World consumption will rise from 95.4m barrels a day in 2016 to 102.3m b/d in 2022 –which is an upward revision of almost 2.3m b/d — Opec said in its annual World Oil Outlook report assessing long term trends. Demand will rise to 111.1m b/d by 2040, it said.
The growth rate will decelerate, however, from nearly 1.5m b/d in 2017 to 810,000 b/d in 2022 and 300,000 b/d by 2040.
“The outlook assumes that oil prices will gradually rise and that the global economy will decelerate as a result of lower employment growth coupled with lower labour productivity growth. These assumptions will certainly curtail demand growth,” said Opec.
A shift within developing countries such as China away from oil-intensive heavy industry, energy efficiency policies, fuel switching in road transportation and a proliferation of alternative fuel vehicles will displace crude barrels, Opec added.
Still, oil demand in industrialised nations is expected to grow for another two years before the trend reverses, Opec said. This is a change from previous forecasts which expected OECD demand to peak in 2017.
Opec said that while oil is anticipated to shrink as a proportion of the energy mix — with renewables growing at the fastest rate — it is expected to remain the fuel with the largest share, at just under a third by 2040.
On the supply side, oil from outside of the Opec cartel is expected to grow from 57m b/d in 2016 to 62m b/d in 2022, which is higher than previously expected. Two-thirds of this growth is expected to come from the US alone.
After 2022, however, non-Opec growth begins to slow, tailing off in 2027 at 63.8m b/d, before a further fall to 60.4m b/d by 2040. “The long-term focus for additional liquids demand remains on Opec,” the cartel said.
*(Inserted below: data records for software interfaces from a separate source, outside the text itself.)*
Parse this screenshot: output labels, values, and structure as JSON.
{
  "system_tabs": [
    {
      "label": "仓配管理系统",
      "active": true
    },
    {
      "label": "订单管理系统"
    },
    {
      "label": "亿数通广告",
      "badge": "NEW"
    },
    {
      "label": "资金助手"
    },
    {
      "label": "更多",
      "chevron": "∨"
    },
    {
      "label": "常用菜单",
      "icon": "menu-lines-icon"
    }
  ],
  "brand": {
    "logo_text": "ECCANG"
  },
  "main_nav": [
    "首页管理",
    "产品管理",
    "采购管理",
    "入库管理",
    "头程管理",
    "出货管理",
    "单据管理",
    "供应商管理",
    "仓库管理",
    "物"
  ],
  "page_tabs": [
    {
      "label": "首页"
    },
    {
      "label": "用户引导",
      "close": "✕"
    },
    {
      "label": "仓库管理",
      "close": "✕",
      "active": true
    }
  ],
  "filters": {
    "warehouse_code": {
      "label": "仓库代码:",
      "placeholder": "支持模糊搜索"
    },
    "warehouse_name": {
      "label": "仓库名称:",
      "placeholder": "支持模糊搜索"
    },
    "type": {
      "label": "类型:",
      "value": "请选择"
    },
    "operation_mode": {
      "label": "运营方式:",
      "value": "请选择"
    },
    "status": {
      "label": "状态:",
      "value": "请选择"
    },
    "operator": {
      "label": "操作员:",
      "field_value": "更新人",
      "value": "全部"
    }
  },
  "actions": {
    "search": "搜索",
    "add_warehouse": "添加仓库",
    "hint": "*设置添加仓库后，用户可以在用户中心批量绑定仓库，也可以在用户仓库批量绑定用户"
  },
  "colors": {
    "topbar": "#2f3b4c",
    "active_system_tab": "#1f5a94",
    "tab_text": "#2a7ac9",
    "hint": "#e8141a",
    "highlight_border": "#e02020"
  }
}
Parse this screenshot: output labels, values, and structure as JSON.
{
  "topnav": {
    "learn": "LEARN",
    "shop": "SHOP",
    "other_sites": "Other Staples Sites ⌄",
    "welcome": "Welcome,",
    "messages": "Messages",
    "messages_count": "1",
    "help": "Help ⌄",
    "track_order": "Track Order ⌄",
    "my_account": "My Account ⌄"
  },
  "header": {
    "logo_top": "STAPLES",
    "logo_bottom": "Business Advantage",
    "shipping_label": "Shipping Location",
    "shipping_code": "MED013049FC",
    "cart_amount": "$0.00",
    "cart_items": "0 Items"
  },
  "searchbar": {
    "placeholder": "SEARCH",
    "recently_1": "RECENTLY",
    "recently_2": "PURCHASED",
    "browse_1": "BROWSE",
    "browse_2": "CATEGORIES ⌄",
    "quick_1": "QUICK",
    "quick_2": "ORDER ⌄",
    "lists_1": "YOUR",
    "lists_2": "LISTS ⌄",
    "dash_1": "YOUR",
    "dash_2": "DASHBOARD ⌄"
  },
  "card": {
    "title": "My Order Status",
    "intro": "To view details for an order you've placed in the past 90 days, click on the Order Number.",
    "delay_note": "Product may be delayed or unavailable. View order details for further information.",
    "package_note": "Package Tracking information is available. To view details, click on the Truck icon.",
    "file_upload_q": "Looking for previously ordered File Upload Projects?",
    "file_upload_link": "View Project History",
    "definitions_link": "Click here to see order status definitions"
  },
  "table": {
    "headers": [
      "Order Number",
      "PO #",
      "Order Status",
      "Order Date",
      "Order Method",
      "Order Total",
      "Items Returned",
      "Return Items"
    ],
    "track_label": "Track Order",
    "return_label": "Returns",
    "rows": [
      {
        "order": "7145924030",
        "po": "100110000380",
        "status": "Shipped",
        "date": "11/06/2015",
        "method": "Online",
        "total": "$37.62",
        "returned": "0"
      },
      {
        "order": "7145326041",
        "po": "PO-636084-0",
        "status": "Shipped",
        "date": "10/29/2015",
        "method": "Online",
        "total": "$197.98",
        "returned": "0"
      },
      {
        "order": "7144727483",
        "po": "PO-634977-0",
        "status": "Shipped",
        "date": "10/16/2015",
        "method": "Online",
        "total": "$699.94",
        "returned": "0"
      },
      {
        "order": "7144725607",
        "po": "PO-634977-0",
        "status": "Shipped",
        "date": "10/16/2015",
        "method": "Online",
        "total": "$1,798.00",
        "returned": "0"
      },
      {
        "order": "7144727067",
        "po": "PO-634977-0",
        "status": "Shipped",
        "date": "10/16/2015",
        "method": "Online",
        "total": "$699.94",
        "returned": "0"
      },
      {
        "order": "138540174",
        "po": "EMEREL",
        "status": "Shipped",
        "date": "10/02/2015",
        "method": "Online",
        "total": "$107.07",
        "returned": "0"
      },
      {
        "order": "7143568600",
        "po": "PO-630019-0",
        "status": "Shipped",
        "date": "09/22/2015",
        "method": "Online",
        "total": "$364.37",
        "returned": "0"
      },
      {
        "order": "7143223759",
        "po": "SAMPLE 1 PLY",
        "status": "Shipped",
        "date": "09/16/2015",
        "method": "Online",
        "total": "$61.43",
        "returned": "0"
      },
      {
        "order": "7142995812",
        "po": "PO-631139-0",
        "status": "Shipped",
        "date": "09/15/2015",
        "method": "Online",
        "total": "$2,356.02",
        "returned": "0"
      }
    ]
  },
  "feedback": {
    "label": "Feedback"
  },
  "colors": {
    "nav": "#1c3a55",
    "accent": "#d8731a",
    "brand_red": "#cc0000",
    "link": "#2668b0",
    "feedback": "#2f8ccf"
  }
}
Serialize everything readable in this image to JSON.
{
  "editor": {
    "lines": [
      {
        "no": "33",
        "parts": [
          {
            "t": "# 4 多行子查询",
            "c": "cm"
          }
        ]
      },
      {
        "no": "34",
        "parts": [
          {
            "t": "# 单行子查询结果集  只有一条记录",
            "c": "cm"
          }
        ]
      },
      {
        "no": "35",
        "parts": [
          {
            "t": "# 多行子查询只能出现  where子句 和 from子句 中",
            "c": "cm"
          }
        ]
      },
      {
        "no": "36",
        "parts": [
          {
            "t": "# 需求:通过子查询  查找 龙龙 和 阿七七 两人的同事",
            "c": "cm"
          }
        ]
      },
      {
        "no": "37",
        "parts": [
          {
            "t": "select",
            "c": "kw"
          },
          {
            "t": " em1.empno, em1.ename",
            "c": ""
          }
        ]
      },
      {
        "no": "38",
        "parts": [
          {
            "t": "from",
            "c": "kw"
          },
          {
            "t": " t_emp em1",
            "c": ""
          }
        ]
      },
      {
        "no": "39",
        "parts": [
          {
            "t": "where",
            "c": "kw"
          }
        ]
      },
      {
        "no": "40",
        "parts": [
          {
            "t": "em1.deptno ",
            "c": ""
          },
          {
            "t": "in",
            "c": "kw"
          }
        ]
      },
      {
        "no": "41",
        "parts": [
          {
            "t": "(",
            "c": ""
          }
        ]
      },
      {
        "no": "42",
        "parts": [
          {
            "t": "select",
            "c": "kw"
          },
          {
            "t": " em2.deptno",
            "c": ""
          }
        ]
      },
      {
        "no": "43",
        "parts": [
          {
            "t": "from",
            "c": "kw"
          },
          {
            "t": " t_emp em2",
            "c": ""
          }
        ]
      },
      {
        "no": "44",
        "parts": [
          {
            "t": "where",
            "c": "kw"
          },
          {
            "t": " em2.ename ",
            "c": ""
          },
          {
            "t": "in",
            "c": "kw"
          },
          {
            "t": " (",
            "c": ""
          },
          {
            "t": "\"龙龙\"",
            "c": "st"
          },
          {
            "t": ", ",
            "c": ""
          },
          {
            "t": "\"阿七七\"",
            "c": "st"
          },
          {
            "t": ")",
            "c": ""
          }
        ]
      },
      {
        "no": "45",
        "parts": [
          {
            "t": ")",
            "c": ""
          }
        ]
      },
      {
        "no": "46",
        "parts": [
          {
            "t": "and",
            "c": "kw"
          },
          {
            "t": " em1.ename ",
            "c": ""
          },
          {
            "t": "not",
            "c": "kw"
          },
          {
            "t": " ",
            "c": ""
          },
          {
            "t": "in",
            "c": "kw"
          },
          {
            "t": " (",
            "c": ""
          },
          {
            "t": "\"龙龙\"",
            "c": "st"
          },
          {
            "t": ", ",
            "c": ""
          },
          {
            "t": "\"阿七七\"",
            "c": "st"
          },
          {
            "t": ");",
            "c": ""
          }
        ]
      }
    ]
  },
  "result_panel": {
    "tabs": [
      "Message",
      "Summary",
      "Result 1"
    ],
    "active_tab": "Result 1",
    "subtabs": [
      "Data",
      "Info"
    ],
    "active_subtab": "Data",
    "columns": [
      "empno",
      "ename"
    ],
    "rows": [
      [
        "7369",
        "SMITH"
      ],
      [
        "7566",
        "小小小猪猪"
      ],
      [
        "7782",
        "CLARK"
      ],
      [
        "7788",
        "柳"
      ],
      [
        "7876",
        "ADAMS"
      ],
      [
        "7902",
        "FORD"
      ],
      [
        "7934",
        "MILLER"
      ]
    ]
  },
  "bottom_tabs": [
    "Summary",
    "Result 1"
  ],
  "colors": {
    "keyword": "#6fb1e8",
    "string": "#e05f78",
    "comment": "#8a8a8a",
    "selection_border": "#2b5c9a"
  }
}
This means the so-called ‘call on Opec crude production’ will rise by almost 30 per cent by 2040, reaching 41.4m b/d. The cartel’s share of global oil supply therefore increases from 34 per cent in 2016 to 37 per cent in 2040.